I still remember the first year that my aunt and uncle decided not to come home for Christmas.
Up to that point in my young life, Christmas had always revolved around Grandma’s house, and there was no reason in my mind why it should change. Until it did.
Christmas seemed smaller that year, and I don’t mean less presents. I was so used to the bustling, joyful sounds of many cousins, extended family dropping by, and hours filled with Christmas cheer, that it seemed somehow diminished when change came around.
My childish heart had a lot to learn.
I hadn’t yet learned that traditions will look different for different people.
I hadn’t yet learned that people value different ways of celebrating.
I hadn’t yet learned that it was the people I was longing for, not the tradition.
Full disclosure: my tradition-loving heart has never strayed from the idea of “Christmas at Grandma’s house.” For the first time in almost 25 years, my husband and I, and our children (who are all nearly adults now) will celebrate Christmas at home. We won’t be traveling to Grandma’s house, or through the Narnia-esque passes of Idaho and Montana to see our many relatives.
My childish heart is still learning.
I’m still learning to be ok with it when traditions have to change.
I’m still learning how to sit with change and let it change me.
I’m still learning how to hold my traditions loosely, especially as our family life changes as our children grow up.
Back in July, I wrote a post with some practical tips for how to handle it when our favorite holiday traditions can’t be the same. You can read that post here. As our holiday traditions once again look different, I find myself marveling at our human capacity for both grief and joy.
Jesus, God with us, was a man of sorrows, yet He was also anointed with the oil of joy- more than all His brothers. (Is. 53:3, Ps. 45:7, Heb. 1:9)
There is capacity within humanity for both.
As we finish the Advent season with our culminating celebration of God becoming flesh and dwelling among us, let us remember this:
Pain and joy can exist within the same moment of time.
You have permission to seek and find lightness and laughter, even in the midst of lament.
You are allowed to long to wander yet still feel homesick.
As we head into the final days of the Christmas season, I’m reminded of these words: “A thrill of hope, the weary world rejoices.” (O Holy Night, Cappeau, Public Domain)
We are weary from a year filled with grief and change, yet there is hope.
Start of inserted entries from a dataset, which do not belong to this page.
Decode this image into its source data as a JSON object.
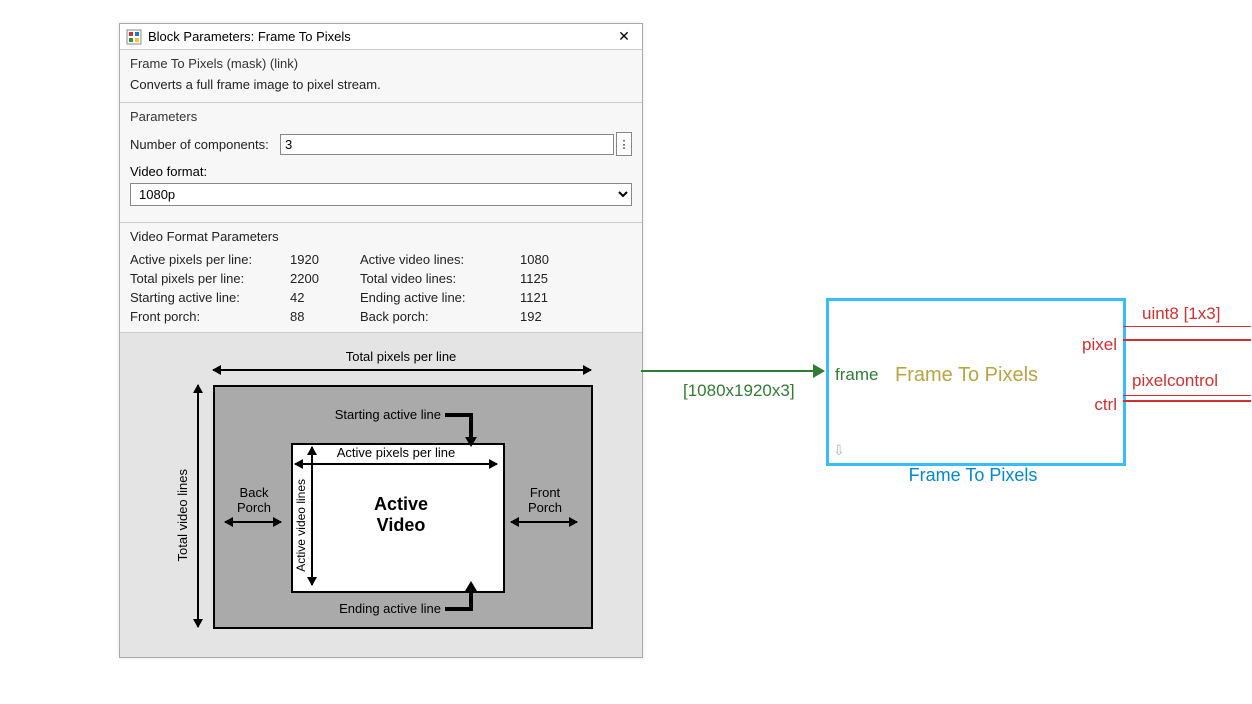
{
  "dialog": {
    "title": "Block Parameters: Frame To Pixels",
    "mask_title": "Frame To Pixels (mask) (link)",
    "mask_desc": "Converts a full frame image to pixel stream.",
    "parameters_header": "Parameters",
    "num_components_label": "Number of components:",
    "num_components_value": "3",
    "video_format_label": "Video format:",
    "video_format_value": "1080p",
    "vfp_header": "Video Format Parameters",
    "vfp": {
      "active_px_label": "Active pixels per line:",
      "active_px": "1920",
      "active_lines_label": "Active video lines:",
      "active_lines": "1080",
      "total_px_label": "Total pixels per line:",
      "total_px": "2200",
      "total_lines_label": "Total video lines:",
      "total_lines": "1125",
      "start_line_label": "Starting active line:",
      "start_line": "42",
      "end_line_label": "Ending active line:",
      "end_line": "1121",
      "front_porch_label": "Front porch:",
      "front_porch": "88",
      "back_porch_label": "Back porch:",
      "back_porch": "192"
    },
    "diagram": {
      "total_px": "Total pixels per line",
      "total_lines": "Total video lines",
      "start_line": "Starting active line",
      "end_line": "Ending active line",
      "active_px": "Active pixels per line",
      "active_lines": "Active video lines",
      "back_porch": "Back\nPorch",
      "front_porch": "Front\nPorch",
      "active_video": "Active\nVideo"
    }
  },
  "block": {
    "in_port": "frame",
    "title": "Frame To Pixels",
    "out_port1": "pixel",
    "out_port2": "ctrl",
    "name": "Frame To Pixels",
    "sig_in": "[1080x1920x3]",
    "sig_out1": "uint8 [1x3]",
    "sig_out2": "pixelcontrol"
  }
}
Our traditions look different this year, yet there is hope. Even as we grieve and celebrate, as we lament and laugh, there is hope.